→ **What you should do**
Find the string "Dossiers" in the entries and copy each line that has it.

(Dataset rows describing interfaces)
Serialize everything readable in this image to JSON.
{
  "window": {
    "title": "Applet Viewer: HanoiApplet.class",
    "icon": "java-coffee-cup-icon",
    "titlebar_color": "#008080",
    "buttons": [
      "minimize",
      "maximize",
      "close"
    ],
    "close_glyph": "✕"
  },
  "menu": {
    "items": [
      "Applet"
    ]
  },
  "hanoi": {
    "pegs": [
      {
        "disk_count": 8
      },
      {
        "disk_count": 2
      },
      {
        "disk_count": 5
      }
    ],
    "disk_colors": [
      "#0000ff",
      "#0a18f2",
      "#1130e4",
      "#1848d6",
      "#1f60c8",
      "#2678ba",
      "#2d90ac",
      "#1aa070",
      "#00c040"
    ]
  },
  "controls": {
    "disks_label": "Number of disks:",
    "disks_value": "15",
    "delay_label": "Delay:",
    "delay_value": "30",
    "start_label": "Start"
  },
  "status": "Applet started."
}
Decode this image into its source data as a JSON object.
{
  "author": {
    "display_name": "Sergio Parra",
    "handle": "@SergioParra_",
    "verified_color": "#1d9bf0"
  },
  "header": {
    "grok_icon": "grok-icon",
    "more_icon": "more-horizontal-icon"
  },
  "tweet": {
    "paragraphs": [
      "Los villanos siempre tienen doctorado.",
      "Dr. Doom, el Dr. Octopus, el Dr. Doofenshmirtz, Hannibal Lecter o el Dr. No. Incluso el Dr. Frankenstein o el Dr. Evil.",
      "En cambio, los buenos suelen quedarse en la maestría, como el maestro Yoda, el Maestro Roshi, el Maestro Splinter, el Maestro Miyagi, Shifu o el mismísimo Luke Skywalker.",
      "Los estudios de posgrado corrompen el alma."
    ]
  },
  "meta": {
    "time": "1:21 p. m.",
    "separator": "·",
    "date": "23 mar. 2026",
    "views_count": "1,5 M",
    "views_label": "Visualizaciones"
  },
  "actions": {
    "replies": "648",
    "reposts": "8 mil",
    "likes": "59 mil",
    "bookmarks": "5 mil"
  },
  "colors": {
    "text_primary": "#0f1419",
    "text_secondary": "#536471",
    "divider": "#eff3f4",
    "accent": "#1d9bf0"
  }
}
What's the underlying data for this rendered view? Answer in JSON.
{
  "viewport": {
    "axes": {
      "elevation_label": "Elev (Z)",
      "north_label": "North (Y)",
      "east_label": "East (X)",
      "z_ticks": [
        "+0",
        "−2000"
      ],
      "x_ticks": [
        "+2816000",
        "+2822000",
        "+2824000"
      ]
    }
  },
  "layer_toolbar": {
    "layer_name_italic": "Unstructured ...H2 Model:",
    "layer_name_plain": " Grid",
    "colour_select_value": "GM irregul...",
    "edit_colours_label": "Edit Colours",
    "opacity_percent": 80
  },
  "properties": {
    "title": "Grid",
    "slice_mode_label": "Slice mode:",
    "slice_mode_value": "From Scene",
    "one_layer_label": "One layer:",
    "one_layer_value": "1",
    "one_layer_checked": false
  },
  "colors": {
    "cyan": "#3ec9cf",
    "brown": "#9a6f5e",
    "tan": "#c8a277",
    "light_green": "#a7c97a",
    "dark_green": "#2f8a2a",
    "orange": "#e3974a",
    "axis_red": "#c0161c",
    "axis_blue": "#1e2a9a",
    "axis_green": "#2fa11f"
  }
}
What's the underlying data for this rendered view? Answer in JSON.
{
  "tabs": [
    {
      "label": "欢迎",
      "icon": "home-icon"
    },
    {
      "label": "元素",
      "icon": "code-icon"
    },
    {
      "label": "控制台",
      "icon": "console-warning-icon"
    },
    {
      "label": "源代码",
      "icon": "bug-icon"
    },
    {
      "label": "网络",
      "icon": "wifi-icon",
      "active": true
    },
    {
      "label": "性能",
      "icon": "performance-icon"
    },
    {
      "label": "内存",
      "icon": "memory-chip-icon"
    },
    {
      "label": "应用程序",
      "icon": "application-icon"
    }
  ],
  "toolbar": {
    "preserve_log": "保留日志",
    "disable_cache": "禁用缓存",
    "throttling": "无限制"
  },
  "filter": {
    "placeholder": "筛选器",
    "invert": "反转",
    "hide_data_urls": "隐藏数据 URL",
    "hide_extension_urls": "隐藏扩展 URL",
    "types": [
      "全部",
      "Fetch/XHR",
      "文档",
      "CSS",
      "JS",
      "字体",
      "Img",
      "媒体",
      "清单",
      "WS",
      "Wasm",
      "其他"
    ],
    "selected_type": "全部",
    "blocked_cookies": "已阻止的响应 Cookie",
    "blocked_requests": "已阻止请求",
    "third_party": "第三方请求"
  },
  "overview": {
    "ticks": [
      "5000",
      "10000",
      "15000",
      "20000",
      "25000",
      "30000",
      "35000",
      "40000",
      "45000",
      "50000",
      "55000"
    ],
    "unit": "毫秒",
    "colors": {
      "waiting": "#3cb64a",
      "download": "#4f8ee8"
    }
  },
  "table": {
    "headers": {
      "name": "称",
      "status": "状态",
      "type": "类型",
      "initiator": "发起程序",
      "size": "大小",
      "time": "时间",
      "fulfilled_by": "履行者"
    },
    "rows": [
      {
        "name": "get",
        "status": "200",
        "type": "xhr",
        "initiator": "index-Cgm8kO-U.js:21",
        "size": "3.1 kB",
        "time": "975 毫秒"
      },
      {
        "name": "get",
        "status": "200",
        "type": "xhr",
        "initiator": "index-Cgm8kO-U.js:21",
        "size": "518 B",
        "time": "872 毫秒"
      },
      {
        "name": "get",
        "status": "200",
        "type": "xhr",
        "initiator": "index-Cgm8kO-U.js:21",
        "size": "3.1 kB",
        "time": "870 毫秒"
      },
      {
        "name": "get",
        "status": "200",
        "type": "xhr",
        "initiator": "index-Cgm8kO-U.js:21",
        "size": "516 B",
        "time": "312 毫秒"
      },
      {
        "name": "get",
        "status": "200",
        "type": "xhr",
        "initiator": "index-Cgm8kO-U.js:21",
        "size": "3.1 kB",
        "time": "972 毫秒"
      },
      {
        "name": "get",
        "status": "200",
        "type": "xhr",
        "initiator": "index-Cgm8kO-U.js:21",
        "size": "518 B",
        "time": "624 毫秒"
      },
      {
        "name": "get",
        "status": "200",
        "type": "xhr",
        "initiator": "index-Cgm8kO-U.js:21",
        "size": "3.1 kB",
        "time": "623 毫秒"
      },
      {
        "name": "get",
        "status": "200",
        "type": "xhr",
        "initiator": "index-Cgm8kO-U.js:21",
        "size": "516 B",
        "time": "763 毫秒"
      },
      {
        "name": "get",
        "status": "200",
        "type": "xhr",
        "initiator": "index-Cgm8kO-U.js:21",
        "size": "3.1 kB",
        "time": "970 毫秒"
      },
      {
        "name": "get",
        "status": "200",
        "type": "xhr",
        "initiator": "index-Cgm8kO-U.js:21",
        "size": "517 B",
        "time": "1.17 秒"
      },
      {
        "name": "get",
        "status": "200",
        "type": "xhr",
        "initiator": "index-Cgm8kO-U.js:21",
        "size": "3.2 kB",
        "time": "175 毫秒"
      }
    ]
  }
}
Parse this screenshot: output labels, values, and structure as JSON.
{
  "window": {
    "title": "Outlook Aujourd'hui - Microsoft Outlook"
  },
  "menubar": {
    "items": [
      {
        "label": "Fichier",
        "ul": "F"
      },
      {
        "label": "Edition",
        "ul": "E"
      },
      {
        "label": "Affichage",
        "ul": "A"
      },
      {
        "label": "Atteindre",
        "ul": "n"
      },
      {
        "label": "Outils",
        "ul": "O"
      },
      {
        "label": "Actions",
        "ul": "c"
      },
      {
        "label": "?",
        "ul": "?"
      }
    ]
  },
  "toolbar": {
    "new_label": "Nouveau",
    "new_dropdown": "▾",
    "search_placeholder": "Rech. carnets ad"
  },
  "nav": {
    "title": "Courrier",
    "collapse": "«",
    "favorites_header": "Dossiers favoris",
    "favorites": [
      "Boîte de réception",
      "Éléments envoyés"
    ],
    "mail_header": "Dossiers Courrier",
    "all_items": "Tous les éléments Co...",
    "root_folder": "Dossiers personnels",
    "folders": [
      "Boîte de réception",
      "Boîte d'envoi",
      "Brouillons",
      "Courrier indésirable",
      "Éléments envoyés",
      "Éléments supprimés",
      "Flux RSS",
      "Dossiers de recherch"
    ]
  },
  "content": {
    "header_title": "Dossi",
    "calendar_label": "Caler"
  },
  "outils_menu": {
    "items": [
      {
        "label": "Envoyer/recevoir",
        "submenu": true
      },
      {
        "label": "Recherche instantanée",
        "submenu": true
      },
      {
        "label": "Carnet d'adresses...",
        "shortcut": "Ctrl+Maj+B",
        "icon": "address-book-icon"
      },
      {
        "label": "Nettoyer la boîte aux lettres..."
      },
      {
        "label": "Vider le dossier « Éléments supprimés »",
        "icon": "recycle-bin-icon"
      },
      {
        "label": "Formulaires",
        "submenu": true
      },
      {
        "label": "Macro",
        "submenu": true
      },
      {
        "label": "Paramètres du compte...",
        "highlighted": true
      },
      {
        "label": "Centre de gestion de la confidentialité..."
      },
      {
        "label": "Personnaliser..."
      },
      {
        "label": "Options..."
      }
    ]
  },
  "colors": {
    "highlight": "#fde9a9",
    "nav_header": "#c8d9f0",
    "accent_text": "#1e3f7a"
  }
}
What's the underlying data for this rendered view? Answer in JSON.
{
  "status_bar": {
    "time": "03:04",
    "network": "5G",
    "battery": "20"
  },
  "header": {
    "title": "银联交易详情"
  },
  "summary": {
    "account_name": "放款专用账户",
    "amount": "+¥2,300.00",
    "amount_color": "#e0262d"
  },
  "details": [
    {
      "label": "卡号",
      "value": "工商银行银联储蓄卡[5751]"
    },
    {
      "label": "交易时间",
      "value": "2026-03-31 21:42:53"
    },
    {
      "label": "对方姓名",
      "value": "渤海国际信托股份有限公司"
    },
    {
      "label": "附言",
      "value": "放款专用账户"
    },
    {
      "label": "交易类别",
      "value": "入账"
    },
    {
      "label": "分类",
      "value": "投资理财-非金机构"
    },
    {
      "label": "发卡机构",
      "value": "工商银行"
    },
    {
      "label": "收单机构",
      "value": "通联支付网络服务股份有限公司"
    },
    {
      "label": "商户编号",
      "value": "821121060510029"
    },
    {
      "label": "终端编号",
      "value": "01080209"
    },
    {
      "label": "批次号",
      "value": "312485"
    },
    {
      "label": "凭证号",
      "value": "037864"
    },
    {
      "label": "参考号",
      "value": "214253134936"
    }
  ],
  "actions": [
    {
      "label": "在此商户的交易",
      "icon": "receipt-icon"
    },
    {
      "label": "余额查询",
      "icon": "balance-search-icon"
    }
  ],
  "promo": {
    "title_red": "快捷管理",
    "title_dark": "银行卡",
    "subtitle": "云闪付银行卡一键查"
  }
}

→ **Result of this task**
    "favorites_header": "Dossiers favoris",
    "mail_header": "Dossiers Courrier",
    "root_folder": "Dossiers personnels",
      "Dossiers de recherch"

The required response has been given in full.